The guests are about to leave. The couple, who have just paid, are still waiting until their friends, with whom they spent a night in our Bed & Breakfast, have also packed their suitcases. One of them is thinking long and hard about how best to formulate his question to me. Probably not knowing that the Dutch are, in general, quite direct and not easily offended by a question or the way it is asked. So I have to laugh when he finally asks it. “Do more people like… er… you live here?” he finally concludes. Several adjectives run through my mind. Young? Tall? Friendly? (Self-deprecating? Something that hopefully won’t get lost in my writing or the translation of it.) Instead, I raise an eyebrow. “Foreigners”, you mean? He nods with relief.

Not at all offended (why would I?), I start nodding vigorously. “There are plenty of foreigners living here.” In fact, there seem to be coming more and more of them. Just last week we received a visit from a couple who had their eye on a beautiful building in the village. Dutch. With the same ambition to start a Bed & Breakfast. As I am about to list all the foreigners one by one, the man quickly interrupts me. Further than Werner & Lisa from El Capricho, he doesn’t let me go. Instead, he points his finger to the house across the street. My sister starts laughing. “Those are our parents,” I answer.

After already missing out on two houses, they have finally succeeded. Since two weeks they have been the proud owners of a house in Benialí. Just in time. Because it turned out that they were not the only interested parties. Fortunately, three times the charm and they think house number three is much nicer than number two. And the owners of house number two? We coincidentally met them for the first time last weekend. When they joined us for a drink at Bar Isa, they told us that their house had already been sold. My sister started laughing again. “Yes, to our parents,” I answered dryly. For a second there was a silence. I quickly waved the awkwardness away. “It does not matter. They have just bought another one.” They seemed to be relieved by that. Then they said that Sally, who still worked at Nou Terraso at the time, had at least done her very best to get them to cancel on the house. “There are hardly any English people living here…” is what she said. The new English buyers started laughing loudly. “That only made it more attractive for us,” they concluded their story.

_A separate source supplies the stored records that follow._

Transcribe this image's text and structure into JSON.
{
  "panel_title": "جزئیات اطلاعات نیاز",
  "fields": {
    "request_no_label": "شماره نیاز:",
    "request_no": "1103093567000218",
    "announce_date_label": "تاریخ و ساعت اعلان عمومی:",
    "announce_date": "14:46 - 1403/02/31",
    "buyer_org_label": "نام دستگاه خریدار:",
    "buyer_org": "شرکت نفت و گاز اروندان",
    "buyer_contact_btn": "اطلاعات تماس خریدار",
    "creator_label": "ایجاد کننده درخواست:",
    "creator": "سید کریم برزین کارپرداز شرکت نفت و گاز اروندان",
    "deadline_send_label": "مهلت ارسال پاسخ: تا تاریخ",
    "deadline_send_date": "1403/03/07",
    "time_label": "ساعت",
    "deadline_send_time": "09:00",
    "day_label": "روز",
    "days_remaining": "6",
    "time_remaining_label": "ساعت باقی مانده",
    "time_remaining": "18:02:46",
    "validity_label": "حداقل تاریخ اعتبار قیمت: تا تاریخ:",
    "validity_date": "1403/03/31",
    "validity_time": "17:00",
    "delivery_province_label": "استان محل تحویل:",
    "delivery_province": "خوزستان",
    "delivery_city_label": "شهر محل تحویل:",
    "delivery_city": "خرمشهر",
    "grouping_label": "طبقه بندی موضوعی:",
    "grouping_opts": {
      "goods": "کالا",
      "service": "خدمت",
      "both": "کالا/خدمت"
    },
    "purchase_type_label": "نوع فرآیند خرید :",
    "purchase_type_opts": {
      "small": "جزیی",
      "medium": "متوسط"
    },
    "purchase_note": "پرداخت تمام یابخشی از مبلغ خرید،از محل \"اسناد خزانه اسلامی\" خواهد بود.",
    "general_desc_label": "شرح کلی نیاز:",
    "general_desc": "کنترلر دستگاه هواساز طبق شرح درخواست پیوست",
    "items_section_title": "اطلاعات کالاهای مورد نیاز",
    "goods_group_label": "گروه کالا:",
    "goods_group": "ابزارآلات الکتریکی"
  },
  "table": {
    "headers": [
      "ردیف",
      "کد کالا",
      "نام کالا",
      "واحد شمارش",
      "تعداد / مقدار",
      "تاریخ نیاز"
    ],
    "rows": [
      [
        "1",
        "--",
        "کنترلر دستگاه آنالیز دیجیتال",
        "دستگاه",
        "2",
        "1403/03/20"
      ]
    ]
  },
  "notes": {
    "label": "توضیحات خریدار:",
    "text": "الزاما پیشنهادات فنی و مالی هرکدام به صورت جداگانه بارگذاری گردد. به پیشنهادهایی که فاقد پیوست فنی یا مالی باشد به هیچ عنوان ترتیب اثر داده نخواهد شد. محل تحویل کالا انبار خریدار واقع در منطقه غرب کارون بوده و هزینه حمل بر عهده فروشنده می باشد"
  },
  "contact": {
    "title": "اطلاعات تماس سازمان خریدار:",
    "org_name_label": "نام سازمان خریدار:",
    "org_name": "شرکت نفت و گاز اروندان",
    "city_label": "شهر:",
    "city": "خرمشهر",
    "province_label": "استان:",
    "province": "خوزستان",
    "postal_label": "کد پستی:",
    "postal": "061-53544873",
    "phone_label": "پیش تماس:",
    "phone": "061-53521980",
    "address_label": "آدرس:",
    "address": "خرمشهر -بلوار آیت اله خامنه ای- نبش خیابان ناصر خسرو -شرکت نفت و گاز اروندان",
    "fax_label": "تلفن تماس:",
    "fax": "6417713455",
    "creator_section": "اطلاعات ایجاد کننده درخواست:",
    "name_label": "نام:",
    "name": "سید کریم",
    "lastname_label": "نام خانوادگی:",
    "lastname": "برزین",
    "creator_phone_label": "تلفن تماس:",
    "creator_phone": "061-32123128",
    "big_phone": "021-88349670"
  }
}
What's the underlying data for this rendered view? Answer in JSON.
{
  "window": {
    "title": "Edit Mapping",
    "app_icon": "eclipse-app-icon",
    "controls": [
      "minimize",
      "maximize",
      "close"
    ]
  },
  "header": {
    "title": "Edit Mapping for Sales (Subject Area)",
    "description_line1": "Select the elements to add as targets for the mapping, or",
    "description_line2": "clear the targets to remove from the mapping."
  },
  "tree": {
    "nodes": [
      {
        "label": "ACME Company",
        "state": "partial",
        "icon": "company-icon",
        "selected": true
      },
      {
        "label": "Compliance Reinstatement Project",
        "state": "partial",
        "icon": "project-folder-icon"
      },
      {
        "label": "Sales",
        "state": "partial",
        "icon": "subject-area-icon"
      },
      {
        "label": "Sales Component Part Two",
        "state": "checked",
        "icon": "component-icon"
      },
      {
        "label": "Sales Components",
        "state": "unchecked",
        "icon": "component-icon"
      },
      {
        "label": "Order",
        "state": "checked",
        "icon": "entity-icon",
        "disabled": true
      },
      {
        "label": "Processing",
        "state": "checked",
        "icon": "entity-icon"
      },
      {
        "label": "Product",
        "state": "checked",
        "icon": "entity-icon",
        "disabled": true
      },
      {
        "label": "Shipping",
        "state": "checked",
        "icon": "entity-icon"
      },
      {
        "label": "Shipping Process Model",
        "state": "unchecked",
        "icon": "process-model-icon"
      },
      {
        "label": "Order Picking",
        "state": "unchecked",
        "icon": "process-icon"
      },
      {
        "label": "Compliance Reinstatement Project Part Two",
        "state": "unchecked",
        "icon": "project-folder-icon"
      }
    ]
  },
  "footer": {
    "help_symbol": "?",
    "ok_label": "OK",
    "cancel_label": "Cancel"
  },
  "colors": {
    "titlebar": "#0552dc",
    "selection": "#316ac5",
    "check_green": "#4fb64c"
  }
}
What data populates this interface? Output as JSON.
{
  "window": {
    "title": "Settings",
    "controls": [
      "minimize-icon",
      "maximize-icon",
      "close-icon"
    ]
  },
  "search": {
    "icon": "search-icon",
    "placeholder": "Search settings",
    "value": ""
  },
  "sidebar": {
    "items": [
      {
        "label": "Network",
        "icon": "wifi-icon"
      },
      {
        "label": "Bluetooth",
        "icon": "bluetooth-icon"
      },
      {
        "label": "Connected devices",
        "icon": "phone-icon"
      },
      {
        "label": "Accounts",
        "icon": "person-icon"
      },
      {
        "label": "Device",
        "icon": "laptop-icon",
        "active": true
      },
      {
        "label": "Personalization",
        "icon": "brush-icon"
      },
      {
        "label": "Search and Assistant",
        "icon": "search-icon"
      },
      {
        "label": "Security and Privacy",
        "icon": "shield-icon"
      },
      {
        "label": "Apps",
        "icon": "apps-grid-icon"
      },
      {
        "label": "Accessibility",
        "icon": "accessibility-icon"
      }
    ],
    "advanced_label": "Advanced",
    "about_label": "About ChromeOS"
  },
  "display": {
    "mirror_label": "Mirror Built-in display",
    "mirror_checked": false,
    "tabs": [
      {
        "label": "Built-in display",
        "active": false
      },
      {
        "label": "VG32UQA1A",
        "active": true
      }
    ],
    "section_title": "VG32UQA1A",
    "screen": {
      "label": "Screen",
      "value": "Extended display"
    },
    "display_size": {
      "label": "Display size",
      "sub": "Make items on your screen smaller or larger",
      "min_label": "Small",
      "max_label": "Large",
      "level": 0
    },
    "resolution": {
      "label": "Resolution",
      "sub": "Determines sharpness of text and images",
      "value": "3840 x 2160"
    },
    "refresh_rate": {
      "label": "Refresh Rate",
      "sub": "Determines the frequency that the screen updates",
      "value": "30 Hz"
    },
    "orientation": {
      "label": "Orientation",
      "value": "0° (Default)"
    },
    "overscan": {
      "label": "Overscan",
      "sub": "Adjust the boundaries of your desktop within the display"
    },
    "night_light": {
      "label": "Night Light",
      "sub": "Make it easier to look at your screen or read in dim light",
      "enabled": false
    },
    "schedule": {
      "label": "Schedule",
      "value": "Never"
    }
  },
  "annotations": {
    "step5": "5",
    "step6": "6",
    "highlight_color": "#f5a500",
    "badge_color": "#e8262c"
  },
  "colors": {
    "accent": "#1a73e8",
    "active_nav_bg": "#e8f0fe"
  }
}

It is not surprising to me that more and more houses have been sold in the past year. However, I still don’t fully understand why we even saw people looking interested at the ‘For Sale’ sign on four walls and a door last week. What still deters buyers these days? Not much, I’m guessing. Even the abandoned Llombai (one of the eight villages) has been inhabited for some time now. It seems like people are starting to understand the charm of living in a small town. Well, not everyone. “We will definitely come back,” the foursome promise, when the other couple walks into the reception with their suitcases. I smile happily. “Great,” I say. “We will be here for many years to come,” I add. They look at us in surprise. “Really? You don’t want to go to Valencia, for example?” I shake my head resolutely. Why wouldn’t we want to stay here? It’s a nice community. The (mainly Spanish) guests we have already received were all absolutely fantastic. And, there are hardly any English people living here. Right, Sally? (Or should this have scared us off?)